REDMOND, Wa. — A podcaster and her husband were found shot to death in their suburban Seattle home, along with a man who had been suspected of stalking the podcast host for months, in what police who had tried to serve a protection order in the case described as their “worst nightmare.”

Police had been trying to serve a protection order on Ramin Khodakaramrezaei, 38, before Friday’s killings, but they had been having a hard time locating the truck driver from Texas, Redmond Police Chief Darrell Lowe said. Zohreh Sadeghi, 33, and her husband, Mohammad Milad Naseri, 35, had just received the court order a week earlier.

Sadeghi’s mother called police around 1:45 a.m. Friday after she escaped the home and ran to a neighbor’s house.

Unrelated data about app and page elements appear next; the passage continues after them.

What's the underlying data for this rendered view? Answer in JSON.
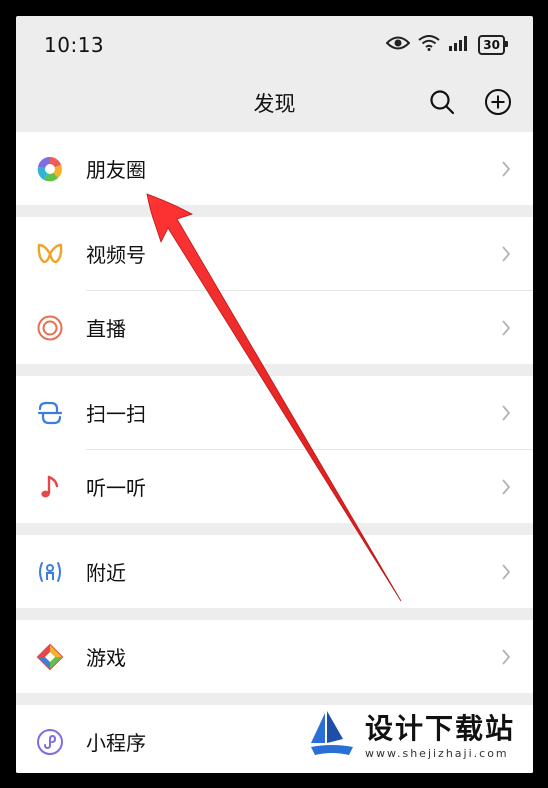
{
  "status_bar": {
    "time": "10:13",
    "battery": "30"
  },
  "nav": {
    "title": "发现"
  },
  "groups": [
    {
      "items": [
        {
          "label": "朋友圈",
          "icon": "moments-aperture-icon"
        }
      ]
    },
    {
      "items": [
        {
          "label": "视频号",
          "icon": "channels-butterfly-icon"
        },
        {
          "label": "直播",
          "icon": "live-circles-icon"
        }
      ]
    },
    {
      "items": [
        {
          "label": "扫一扫",
          "icon": "scan-icon"
        },
        {
          "label": "听一听",
          "icon": "music-note-icon"
        }
      ]
    },
    {
      "items": [
        {
          "label": "附近",
          "icon": "nearby-person-icon"
        }
      ]
    },
    {
      "items": [
        {
          "label": "游戏",
          "icon": "game-diamond-icon"
        }
      ]
    },
    {
      "items": [
        {
          "label": "小程序",
          "icon": "mini-program-icon"
        }
      ]
    }
  ],
  "watermark": {
    "title": "设计下载站",
    "url": "www.shejizhaji.com"
  },
  "colors": {
    "accent_arrow": "#e11b1b",
    "page_bg": "#ededed"
  }
}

Officers found Naseri lying on the floor near the door of the home and pulled him outside and saw that he had a gunshot wound. They performed CPR, but he died at the scene. Inside the home, officers found Sadeghi and the suspect dead.

“This is the absolute worst outcome for a stalking case. This is every victim, every detective, every police chief’s worst nightmare,” Lowe said at a Friday afternoon media briefing.

Khodakaramrezaei befriended Sadeghi online in a chat room for Farsi speakers looking for jobs in the tech industry in late 2021 after listening to the woman’s podcasts. Lowe said the two met up in person last summer before the contacts escalated into harassing phone calls and threats in the fall.

Sadeghi wrote in her application for the protection order that Khodakaramrezaei threatened to show up at her home and set it on fire and left voicemails declaring that he wouldn’t stop unless “he killed himself or died.”

Sadeghi tried to cut off contact with Khodakaramrezaei but harassment continued so she contacted police in December and again in January after his actions intensified.

Lowe said that at one point the suspect contacted Sadeghi more than 100 times in a single day. He stressed that a restraining order only allows police to take action if someone violates the order, but it cannot protect the person if “someone is intent on causing them harm.”

Sadeghi was a software engineer who had previously worked at Promontory MortgagePath and studied in the University of Washington’s graduate programs, according to her LinkedIn profile. Nasiri had been working at Amazon since January 2022, and he said in a blog that when he was growing up in Iran he was ranked as one of the best singers in Tehran. The couple married in 2011 after moving to the U.S.

*This story has not been edited by The Infallible staff and is auto-generated from a syndicated feed.